> **THE PROBLEM**:
Find all lines below containing the string "this" and return them.

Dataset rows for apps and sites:
┌──

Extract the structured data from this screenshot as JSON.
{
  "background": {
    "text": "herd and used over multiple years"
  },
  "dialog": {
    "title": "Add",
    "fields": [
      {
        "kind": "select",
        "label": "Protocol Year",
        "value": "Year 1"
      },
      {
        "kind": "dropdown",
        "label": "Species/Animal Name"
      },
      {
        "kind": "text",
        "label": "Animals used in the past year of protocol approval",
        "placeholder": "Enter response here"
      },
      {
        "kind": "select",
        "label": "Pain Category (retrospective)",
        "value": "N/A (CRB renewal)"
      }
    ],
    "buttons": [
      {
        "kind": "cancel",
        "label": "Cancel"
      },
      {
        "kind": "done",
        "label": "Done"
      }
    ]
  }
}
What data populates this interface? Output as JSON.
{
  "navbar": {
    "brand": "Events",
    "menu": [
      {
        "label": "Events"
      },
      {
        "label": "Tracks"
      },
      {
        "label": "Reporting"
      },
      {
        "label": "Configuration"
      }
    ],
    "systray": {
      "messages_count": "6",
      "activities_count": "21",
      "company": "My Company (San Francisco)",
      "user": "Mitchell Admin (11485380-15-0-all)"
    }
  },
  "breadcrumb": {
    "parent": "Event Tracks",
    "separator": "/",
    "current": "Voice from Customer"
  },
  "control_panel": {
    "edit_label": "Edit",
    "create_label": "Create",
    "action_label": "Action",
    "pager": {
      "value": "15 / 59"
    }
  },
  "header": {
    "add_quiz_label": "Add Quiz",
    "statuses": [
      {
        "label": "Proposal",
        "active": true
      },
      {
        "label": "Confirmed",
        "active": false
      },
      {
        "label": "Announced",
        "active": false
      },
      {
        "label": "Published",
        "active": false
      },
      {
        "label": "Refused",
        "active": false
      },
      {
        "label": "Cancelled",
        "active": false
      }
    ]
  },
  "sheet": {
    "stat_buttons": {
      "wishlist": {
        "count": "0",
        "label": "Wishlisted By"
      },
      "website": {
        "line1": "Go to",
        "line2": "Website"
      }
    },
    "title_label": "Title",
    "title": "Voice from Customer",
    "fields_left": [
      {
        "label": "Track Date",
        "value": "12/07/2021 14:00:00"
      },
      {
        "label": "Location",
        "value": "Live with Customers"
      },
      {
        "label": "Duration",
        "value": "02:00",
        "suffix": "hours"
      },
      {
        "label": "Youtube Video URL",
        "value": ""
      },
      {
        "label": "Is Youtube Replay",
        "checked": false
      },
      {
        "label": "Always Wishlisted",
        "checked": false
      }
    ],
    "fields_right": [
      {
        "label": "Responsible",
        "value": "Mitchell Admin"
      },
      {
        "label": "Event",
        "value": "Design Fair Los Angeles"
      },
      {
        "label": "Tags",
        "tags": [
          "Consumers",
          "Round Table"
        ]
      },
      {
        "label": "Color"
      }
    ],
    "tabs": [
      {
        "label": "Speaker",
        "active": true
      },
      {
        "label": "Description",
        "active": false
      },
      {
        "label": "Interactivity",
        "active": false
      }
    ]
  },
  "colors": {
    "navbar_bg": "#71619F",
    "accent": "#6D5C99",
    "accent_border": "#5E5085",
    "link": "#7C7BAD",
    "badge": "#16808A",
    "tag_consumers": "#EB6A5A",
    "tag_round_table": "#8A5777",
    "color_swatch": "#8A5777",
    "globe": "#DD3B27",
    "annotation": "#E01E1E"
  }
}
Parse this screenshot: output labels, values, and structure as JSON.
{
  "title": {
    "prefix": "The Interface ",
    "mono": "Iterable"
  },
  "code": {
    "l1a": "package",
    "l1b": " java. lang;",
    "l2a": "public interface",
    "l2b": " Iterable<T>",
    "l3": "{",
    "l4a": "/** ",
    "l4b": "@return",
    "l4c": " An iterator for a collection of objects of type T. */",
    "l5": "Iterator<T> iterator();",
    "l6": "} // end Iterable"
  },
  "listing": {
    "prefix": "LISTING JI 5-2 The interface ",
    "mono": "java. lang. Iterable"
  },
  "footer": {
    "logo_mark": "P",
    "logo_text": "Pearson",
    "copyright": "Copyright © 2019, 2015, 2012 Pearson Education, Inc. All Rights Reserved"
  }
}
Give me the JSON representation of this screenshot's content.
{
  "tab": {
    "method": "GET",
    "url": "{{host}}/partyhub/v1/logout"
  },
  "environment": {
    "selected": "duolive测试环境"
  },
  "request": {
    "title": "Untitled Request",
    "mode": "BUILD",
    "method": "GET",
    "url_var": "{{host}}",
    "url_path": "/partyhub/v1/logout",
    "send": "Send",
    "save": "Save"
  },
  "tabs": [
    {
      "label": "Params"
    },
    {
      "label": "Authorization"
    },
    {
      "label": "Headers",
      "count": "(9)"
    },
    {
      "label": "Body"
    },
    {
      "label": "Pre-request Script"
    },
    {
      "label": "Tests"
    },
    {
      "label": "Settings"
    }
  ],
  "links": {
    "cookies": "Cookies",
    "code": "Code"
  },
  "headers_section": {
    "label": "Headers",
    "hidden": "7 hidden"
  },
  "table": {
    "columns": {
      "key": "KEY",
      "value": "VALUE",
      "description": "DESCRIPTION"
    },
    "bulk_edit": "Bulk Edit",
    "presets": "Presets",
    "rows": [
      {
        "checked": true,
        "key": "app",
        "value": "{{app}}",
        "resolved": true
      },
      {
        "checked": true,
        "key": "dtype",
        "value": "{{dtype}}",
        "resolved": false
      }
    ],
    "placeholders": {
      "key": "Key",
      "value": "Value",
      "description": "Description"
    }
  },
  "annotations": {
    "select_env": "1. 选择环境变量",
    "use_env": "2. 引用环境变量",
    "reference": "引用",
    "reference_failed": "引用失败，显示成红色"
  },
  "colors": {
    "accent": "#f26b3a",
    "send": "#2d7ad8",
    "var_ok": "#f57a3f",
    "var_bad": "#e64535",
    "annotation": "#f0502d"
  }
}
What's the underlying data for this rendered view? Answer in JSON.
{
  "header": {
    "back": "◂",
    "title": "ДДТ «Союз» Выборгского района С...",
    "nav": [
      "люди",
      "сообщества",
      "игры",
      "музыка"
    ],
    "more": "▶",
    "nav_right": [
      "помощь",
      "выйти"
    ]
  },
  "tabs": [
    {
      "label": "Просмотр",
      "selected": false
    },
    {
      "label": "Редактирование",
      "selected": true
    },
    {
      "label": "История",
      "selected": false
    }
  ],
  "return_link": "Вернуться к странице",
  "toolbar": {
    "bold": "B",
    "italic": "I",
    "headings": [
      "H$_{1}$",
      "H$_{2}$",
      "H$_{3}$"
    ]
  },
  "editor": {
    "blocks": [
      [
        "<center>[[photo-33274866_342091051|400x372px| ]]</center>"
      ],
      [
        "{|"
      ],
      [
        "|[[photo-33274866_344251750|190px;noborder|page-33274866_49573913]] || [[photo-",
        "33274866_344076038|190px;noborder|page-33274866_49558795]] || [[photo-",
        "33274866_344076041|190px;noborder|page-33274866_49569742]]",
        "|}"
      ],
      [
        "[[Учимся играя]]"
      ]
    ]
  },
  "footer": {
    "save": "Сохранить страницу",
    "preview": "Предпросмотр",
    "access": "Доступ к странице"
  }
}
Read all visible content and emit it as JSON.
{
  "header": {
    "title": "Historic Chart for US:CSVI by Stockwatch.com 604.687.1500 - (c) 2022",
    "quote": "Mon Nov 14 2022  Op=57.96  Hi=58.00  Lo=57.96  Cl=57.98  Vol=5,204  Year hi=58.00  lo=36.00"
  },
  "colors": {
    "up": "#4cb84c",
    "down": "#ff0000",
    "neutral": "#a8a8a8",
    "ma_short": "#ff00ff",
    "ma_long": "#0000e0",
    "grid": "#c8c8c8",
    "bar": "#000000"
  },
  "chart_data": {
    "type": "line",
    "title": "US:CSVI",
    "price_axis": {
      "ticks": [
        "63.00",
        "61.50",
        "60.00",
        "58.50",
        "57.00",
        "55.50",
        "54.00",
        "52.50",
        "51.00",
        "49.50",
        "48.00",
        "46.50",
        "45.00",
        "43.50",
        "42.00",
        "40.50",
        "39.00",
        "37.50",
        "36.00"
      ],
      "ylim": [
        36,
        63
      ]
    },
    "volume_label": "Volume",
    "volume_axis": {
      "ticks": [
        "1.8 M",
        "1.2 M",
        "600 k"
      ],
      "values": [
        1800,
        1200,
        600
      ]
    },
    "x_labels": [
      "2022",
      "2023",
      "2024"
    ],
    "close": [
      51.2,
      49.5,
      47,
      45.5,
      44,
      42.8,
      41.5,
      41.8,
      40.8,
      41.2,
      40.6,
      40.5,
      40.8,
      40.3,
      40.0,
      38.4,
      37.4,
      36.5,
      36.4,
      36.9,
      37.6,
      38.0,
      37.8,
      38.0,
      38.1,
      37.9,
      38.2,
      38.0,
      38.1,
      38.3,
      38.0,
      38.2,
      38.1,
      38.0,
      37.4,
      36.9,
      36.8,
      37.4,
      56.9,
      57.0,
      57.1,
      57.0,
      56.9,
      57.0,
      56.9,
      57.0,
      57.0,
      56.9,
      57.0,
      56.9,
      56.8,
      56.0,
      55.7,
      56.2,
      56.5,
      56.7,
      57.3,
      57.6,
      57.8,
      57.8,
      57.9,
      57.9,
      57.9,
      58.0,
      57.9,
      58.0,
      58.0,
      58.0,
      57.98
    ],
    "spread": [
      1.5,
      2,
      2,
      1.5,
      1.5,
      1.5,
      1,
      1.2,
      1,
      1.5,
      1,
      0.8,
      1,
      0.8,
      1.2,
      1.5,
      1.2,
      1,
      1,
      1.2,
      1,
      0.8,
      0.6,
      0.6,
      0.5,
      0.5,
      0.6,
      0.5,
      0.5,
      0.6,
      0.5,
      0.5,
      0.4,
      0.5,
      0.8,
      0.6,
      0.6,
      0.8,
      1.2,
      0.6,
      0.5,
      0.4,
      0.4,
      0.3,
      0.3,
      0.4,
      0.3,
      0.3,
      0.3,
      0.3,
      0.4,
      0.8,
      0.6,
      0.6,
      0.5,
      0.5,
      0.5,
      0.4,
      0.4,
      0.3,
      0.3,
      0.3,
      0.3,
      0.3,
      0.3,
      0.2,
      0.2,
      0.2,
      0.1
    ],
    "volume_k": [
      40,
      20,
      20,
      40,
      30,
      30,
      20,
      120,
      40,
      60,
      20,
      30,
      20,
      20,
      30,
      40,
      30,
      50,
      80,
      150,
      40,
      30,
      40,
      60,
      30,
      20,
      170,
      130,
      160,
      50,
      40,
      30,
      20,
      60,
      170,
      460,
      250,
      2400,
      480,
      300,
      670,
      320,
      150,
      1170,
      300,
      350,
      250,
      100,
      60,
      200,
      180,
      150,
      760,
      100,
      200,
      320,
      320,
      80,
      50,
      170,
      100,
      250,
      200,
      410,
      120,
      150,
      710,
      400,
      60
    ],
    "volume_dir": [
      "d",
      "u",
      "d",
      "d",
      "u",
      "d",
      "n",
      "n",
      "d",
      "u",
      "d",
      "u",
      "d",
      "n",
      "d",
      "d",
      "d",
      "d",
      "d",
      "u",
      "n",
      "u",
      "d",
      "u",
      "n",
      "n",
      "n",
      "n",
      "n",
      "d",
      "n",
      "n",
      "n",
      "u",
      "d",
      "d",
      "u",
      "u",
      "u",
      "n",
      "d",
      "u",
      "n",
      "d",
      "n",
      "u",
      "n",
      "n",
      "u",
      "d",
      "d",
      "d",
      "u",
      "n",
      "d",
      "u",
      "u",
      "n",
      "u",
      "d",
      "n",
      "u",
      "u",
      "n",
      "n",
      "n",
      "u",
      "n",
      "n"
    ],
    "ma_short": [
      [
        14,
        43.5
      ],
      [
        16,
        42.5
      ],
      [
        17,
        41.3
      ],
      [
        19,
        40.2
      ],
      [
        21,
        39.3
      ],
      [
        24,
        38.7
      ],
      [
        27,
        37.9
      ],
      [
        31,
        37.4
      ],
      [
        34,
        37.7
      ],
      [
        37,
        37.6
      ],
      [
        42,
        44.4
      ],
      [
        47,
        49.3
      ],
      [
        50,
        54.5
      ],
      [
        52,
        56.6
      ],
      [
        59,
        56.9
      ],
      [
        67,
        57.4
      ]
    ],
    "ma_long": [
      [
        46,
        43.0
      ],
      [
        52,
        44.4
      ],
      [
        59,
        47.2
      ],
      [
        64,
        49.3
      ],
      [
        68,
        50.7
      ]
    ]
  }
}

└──

> **ANSWER SECTION**:
Extract the structured data from this screenshot as JSON.
What data populates this interface? Output as JSON.
Parse this screenshot: output labels, values, and structure as JSON.
Give me the JSON representation of this screenshot's content.
What's the underlying data for this rendered view? Answer in JSON.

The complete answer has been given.